Whenever a line in the entries below contains the string "icon", copy that line.

(Collected data)
···
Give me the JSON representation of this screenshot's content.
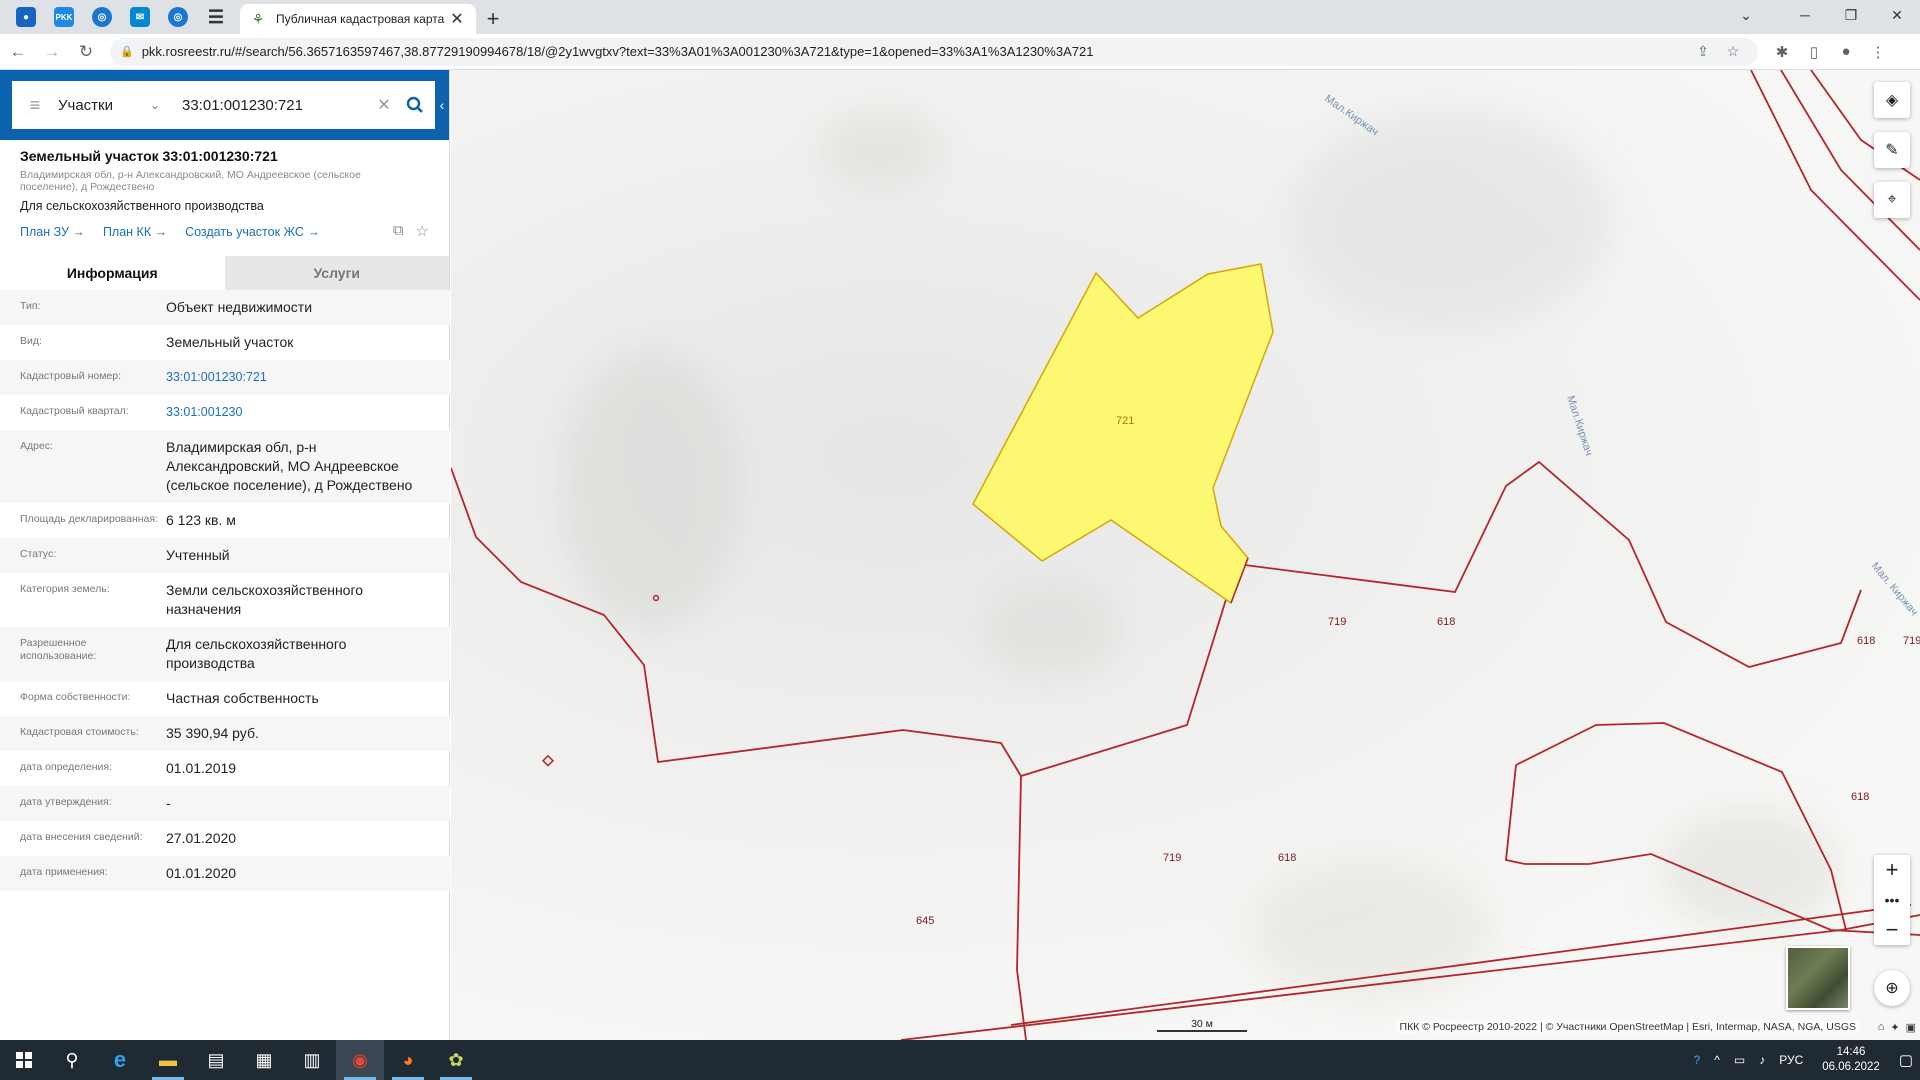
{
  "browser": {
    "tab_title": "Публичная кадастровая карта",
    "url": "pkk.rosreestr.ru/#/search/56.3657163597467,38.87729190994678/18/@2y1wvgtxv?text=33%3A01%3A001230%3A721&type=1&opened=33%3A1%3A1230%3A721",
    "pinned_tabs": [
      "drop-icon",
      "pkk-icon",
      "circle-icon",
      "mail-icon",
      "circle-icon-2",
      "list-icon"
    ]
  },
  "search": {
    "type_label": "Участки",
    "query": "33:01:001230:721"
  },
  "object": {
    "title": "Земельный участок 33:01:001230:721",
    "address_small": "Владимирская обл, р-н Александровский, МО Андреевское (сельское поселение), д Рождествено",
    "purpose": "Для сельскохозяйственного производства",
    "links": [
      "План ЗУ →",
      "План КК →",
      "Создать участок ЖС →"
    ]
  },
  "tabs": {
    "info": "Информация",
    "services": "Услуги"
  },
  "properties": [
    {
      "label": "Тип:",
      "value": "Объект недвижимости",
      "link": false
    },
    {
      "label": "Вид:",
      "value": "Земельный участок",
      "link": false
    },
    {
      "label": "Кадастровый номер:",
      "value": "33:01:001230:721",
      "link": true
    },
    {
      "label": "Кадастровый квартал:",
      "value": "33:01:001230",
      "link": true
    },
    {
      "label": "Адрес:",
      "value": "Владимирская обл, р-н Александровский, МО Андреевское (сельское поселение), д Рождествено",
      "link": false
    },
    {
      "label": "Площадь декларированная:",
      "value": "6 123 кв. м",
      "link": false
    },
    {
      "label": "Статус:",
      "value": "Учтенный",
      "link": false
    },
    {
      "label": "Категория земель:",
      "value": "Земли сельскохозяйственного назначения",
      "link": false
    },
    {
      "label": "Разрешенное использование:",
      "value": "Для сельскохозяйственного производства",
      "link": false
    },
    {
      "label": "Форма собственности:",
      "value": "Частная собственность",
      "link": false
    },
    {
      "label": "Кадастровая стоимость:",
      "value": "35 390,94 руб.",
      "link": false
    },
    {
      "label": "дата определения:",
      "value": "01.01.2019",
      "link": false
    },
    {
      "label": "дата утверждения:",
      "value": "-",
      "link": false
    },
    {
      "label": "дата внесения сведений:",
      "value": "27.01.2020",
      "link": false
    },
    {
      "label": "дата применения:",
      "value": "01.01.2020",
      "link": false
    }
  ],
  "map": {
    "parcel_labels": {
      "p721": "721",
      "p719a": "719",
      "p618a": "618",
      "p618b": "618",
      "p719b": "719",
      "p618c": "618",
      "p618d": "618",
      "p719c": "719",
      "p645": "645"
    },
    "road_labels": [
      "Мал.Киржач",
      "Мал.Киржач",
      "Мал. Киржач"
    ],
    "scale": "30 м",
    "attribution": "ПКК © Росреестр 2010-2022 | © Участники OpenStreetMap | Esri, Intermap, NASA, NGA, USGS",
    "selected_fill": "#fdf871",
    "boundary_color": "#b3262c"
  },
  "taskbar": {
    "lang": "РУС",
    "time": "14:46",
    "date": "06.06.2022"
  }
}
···
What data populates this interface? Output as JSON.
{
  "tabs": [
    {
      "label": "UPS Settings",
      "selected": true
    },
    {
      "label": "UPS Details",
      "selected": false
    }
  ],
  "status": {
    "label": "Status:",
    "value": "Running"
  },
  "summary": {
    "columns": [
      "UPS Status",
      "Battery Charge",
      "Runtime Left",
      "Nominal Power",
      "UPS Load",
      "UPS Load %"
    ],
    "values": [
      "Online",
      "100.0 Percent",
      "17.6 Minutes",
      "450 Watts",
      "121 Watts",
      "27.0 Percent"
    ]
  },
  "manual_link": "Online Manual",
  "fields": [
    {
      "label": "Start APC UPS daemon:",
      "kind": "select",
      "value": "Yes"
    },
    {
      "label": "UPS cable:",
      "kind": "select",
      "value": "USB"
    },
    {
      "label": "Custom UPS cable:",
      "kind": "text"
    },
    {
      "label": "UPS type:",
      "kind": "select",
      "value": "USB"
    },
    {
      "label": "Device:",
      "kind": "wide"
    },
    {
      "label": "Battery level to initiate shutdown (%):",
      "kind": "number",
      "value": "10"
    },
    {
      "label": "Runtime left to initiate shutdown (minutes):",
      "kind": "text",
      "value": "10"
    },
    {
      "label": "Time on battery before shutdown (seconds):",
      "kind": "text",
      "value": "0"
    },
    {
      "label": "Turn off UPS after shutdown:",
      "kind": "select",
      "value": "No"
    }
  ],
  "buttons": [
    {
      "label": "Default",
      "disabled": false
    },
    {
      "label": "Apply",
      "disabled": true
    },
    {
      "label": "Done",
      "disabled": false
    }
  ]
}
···
Solution to this exercise.
      "drop-icon",
      "pkk-icon",
      "circle-icon",
      "mail-icon",
      "circle-icon-2",
      "list-icon"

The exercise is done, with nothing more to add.